*Exercise*.
Each line that has the string "size" must be copied from the records below.

[Stored dataset items]
=== Begin Enclosure ===

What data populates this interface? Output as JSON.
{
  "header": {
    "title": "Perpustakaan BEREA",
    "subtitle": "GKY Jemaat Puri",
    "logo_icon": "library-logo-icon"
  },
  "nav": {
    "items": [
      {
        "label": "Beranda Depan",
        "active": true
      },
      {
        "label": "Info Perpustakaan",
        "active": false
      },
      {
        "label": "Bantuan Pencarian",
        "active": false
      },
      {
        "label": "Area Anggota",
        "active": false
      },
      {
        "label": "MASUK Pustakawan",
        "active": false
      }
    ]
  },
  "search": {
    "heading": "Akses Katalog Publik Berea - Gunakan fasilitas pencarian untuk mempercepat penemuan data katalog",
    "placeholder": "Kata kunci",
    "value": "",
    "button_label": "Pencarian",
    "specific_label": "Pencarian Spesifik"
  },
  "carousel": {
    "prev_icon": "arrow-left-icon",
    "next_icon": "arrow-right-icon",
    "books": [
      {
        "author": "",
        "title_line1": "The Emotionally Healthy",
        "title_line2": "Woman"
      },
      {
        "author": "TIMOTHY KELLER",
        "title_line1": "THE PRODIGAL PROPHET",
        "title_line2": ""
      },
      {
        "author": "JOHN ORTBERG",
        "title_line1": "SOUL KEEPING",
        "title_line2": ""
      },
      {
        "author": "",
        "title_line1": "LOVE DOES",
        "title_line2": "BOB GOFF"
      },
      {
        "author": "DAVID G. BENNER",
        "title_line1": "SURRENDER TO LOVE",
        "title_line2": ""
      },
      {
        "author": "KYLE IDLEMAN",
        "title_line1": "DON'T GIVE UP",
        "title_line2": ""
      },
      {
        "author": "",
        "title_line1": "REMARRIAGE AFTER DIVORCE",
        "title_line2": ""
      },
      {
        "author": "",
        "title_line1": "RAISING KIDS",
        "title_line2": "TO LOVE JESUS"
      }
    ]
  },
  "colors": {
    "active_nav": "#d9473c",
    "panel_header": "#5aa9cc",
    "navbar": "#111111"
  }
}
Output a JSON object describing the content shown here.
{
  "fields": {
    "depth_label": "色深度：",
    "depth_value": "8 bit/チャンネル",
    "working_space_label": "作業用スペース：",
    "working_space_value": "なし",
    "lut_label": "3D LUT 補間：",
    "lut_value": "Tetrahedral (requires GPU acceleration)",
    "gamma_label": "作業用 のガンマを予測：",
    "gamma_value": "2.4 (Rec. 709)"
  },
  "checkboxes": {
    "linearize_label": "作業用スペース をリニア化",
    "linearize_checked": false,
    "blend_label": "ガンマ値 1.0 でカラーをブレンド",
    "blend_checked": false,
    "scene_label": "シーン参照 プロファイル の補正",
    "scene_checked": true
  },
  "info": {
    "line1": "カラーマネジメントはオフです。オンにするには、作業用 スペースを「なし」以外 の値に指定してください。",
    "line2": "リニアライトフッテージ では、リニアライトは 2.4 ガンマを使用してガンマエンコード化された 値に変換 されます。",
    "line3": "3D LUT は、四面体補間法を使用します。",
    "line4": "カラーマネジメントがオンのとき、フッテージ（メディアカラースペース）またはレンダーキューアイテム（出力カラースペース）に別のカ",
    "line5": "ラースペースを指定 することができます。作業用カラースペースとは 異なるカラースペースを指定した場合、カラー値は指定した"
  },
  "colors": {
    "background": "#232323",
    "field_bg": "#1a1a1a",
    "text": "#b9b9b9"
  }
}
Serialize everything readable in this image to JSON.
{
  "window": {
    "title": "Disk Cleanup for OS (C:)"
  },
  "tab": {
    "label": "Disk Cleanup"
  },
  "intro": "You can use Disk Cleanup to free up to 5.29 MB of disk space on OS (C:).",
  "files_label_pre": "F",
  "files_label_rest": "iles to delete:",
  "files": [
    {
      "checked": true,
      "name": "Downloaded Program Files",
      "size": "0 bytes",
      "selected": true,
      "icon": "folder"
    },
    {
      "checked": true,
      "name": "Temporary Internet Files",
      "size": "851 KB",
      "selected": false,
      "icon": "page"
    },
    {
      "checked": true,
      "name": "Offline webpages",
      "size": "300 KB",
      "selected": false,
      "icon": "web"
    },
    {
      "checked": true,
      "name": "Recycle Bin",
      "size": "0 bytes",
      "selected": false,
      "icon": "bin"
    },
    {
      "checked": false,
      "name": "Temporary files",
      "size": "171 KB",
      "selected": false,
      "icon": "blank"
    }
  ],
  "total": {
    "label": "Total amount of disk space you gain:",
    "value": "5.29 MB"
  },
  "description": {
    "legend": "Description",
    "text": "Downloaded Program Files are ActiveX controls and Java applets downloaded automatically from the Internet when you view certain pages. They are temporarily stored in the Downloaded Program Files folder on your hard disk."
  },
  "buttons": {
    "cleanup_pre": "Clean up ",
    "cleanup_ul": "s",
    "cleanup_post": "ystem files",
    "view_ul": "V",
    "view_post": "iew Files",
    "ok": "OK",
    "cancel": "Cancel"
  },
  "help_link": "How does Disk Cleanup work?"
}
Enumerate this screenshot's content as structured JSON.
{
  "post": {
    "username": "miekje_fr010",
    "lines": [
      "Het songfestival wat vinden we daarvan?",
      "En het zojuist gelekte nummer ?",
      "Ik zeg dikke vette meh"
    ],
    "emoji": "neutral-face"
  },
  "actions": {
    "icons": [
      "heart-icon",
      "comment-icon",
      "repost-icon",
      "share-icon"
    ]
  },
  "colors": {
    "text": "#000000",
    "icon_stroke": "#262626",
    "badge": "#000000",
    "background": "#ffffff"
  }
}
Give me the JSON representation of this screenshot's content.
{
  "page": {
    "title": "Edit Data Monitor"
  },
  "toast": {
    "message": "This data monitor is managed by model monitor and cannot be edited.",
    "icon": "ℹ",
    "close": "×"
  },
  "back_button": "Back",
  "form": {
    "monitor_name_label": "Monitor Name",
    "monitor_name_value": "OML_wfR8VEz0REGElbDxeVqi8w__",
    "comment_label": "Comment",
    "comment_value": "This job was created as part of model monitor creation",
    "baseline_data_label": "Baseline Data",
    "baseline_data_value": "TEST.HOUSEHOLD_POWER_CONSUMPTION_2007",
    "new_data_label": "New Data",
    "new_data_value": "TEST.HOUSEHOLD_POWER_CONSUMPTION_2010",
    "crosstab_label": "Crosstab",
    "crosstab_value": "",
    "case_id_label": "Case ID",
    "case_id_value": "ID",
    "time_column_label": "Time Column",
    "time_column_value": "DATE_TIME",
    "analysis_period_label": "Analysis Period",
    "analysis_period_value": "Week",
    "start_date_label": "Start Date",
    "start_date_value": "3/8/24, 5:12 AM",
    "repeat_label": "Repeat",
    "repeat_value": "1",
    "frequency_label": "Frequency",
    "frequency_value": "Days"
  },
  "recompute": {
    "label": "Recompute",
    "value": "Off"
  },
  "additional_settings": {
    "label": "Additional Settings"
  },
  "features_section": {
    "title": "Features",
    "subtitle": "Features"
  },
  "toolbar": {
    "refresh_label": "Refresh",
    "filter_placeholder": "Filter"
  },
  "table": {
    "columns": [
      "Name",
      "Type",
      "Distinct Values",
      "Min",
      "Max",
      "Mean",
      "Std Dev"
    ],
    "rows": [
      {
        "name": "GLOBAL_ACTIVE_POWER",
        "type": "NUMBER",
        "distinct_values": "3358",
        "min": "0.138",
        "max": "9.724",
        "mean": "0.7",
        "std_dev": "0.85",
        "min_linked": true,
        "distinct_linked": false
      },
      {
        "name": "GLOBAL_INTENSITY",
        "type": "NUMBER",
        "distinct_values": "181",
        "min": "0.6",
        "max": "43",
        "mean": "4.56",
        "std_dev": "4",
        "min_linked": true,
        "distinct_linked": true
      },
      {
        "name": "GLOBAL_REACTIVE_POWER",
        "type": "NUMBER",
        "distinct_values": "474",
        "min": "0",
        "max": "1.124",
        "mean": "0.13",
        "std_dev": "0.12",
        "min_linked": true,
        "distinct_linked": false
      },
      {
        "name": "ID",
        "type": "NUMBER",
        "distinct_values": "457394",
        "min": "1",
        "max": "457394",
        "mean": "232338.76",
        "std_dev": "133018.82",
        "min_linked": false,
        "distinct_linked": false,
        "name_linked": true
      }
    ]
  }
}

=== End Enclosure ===

*Output*.
      "size": "0 bytes",
      "size": "851 KB",
      "size": "300 KB",
      "size": "0 bytes",
      "size": "171 KB",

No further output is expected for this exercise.